DESCRIPTION OF THE TASK:
Each line of the listing below must be retyped as given.
[[ INPUT, beginning ]]
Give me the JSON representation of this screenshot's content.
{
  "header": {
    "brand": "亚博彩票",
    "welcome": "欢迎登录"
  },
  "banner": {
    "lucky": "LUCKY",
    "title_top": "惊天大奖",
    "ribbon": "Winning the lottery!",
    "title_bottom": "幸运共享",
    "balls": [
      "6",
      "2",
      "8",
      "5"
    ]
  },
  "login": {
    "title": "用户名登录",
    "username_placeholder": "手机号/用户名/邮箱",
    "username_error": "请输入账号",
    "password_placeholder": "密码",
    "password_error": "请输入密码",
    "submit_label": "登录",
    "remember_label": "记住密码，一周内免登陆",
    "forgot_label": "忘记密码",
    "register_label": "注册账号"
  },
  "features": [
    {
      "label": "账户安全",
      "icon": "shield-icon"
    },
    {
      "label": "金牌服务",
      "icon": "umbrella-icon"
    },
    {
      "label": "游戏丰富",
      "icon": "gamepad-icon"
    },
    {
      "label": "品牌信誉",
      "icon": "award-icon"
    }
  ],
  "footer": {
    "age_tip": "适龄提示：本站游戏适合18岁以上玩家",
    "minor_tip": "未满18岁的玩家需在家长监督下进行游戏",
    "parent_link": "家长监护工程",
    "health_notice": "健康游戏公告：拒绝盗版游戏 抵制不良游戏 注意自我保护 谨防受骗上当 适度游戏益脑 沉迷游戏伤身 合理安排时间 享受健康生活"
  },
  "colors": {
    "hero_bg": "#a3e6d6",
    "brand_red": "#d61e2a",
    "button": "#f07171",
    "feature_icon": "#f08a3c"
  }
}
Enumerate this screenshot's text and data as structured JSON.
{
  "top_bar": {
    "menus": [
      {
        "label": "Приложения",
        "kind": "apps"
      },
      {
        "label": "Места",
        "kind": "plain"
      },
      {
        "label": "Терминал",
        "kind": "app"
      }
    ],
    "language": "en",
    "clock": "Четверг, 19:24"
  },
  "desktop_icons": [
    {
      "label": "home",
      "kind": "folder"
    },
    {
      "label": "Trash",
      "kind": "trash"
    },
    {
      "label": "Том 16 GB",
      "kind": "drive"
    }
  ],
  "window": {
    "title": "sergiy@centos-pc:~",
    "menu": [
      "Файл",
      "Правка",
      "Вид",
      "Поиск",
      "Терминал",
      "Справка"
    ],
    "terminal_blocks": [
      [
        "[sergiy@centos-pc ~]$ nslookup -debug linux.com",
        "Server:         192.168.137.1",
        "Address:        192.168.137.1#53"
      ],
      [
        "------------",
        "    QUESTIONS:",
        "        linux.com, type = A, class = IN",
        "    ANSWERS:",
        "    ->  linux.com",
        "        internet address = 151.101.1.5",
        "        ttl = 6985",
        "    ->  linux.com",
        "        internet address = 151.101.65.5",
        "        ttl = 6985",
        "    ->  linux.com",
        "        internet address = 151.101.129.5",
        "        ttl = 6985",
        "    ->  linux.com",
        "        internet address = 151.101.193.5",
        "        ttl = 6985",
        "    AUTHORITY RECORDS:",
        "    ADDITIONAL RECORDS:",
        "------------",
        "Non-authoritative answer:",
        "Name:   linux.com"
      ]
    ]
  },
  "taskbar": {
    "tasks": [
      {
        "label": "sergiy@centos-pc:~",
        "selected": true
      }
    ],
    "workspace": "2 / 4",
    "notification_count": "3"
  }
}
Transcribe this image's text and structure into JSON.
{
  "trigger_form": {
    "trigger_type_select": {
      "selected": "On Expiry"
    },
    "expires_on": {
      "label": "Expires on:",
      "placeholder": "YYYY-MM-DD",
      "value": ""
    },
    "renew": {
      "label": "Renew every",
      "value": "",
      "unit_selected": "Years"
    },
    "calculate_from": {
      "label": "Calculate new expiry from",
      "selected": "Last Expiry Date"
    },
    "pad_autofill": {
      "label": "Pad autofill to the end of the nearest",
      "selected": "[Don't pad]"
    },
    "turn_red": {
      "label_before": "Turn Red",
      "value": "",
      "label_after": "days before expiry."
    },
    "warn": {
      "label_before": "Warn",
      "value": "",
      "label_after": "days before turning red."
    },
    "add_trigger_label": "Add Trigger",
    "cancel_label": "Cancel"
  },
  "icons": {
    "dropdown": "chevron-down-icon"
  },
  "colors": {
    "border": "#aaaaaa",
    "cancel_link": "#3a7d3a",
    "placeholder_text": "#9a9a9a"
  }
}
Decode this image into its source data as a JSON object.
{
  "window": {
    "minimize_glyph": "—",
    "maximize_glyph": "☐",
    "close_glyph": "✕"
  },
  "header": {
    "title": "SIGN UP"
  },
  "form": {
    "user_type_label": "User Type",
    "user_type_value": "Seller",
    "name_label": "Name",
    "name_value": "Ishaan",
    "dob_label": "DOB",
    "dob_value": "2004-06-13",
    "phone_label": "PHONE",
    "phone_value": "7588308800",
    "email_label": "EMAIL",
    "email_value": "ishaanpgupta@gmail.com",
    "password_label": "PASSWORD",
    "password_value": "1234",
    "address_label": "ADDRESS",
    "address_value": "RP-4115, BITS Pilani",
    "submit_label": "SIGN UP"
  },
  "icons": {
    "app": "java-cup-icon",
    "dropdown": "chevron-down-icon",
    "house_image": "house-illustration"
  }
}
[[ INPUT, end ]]
YOUR RESPONSE:
Give me the JSON representation of this screenshot's content.
{
  "header": {
    "brand": "亚博彩票",
    "welcome": "欢迎登录"
  },
  "banner": {
    "lucky": "LUCKY",
    "title_top": "惊天大奖",
    "ribbon": "Winning the lottery!",
    "title_bottom": "幸运共享",
    "balls": [
      "6",
      "2",
      "8",
      "5"
    ]
  },
  "login": {
    "title": "用户名登录",
    "username_placeholder": "手机号/用户名/邮箱",
    "username_error": "请输入账号",
    "password_placeholder": "密码",
    "password_error": "请输入密码",
    "submit_label": "登录",
    "remember_label": "记住密码，一周内免登陆",
    "forgot_label": "忘记密码",
    "register_label": "注册账号"
  },
  "features": [
    {
      "label": "账户安全",
      "icon": "shield-icon"
    },
    {
      "label": "金牌服务",
      "icon": "umbrella-icon"
    },
    {
      "label": "游戏丰富",
      "icon": "gamepad-icon"
    },
    {
      "label": "品牌信誉",
      "icon": "award-icon"
    }
  ],
  "footer": {
    "age_tip": "适龄提示：本站游戏适合18岁以上玩家",
    "minor_tip": "未满18岁的玩家需在家长监督下进行游戏",
    "parent_link": "家长监护工程",
    "health_notice": "健康游戏公告：拒绝盗版游戏 抵制不良游戏 注意自我保护 谨防受骗上当 适度游戏益脑 沉迷游戏伤身 合理安排时间 享受健康生活"
  },
  "colors": {
    "hero_bg": "#a3e6d6",
    "brand_red": "#d61e2a",
    "button": "#f07171",
    "feature_icon": "#f08a3c"
  }
}
Enumerate this screenshot's text and data as structured JSON.
{
  "top_bar": {
    "menus": [
      {
        "label": "Приложения",
        "kind": "apps"
      },
      {
        "label": "Места",
        "kind": "plain"
      },
      {
        "label": "Терминал",
        "kind": "app"
      }
    ],
    "language": "en",
    "clock": "Четверг, 19:24"
  },
  "desktop_icons": [
    {
      "label": "home",
      "kind": "folder"
    },
    {
      "label": "Trash",
      "kind": "trash"
    },
    {
      "label": "Том 16 GB",
      "kind": "drive"
    }
  ],
  "window": {
    "title": "sergiy@centos-pc:~",
    "menu": [
      "Файл",
      "Правка",
      "Вид",
      "Поиск",
      "Терминал",
      "Справка"
    ],
    "terminal_blocks": [
      [
        "[sergiy@centos-pc ~]$ nslookup -debug linux.com",
        "Server:         192.168.137.1",
        "Address:        192.168.137.1#53"
      ],
      [
        "------------",
        "    QUESTIONS:",
        "        linux.com, type = A, class = IN",
        "    ANSWERS:",
        "    ->  linux.com",
        "        internet address = 151.101.1.5",
        "        ttl = 6985",
        "    ->  linux.com",
        "        internet address = 151.101.65.5",
        "        ttl = 6985",
        "    ->  linux.com",
        "        internet address = 151.101.129.5",
        "        ttl = 6985",
        "    ->  linux.com",
        "        internet address = 151.101.193.5",
        "        ttl = 6985",
        "    AUTHORITY RECORDS:",
        "    ADDITIONAL RECORDS:",
        "------------",
        "Non-authoritative answer:",
        "Name:   linux.com"
      ]
    ]
  },
  "taskbar": {
    "tasks": [
      {
        "label": "sergiy@centos-pc:~",
        "selected": true
      }
    ],
    "workspace": "2 / 4",
    "notification_count": "3"
  }
}
Transcribe this image's text and structure into JSON.
{
  "trigger_form": {
    "trigger_type_select": {
      "selected": "On Expiry"
    },
    "expires_on": {
      "label": "Expires on:",
      "placeholder": "YYYY-MM-DD",
      "value": ""
    },
    "renew": {
      "label": "Renew every",
      "value": "",
      "unit_selected": "Years"
    },
    "calculate_from": {
      "label": "Calculate new expiry from",
      "selected": "Last Expiry Date"
    },
    "pad_autofill": {
      "label": "Pad autofill to the end of the nearest",
      "selected": "[Don't pad]"
    },
    "turn_red": {
      "label_before": "Turn Red",
      "value": "",
      "label_after": "days before expiry."
    },
    "warn": {
      "label_before": "Warn",
      "value": "",
      "label_after": "days before turning red."
    },
    "add_trigger_label": "Add Trigger",
    "cancel_label": "Cancel"
  },
  "icons": {
    "dropdown": "chevron-down-icon"
  },
  "colors": {
    "border": "#aaaaaa",
    "cancel_link": "#3a7d3a",
    "placeholder_text": "#9a9a9a"
  }
}
Decode this image into its source data as a JSON object.
{
  "window": {
    "minimize_glyph": "—",
    "maximize_glyph": "☐",
    "close_glyph": "✕"
  },
  "header": {
    "title": "SIGN UP"
  },
  "form": {
    "user_type_label": "User Type",
    "user_type_value": "Seller",
    "name_label": "Name",
    "name_value": "Ishaan",
    "dob_label": "DOB",
    "dob_value": "2004-06-13",
    "phone_label": "PHONE",
    "phone_value": "7588308800",
    "email_label": "EMAIL",
    "email_value": "ishaanpgupta@gmail.com",
    "password_label": "PASSWORD",
    "password_value": "1234",
    "address_label": "ADDRESS",
    "address_value": "RP-4115, BITS Pilani",
    "submit_label": "SIGN UP"
  },
  "icons": {
    "app": "java-cup-icon",
    "dropdown": "chevron-down-icon",
    "house_image": "house-illustration"
  }
}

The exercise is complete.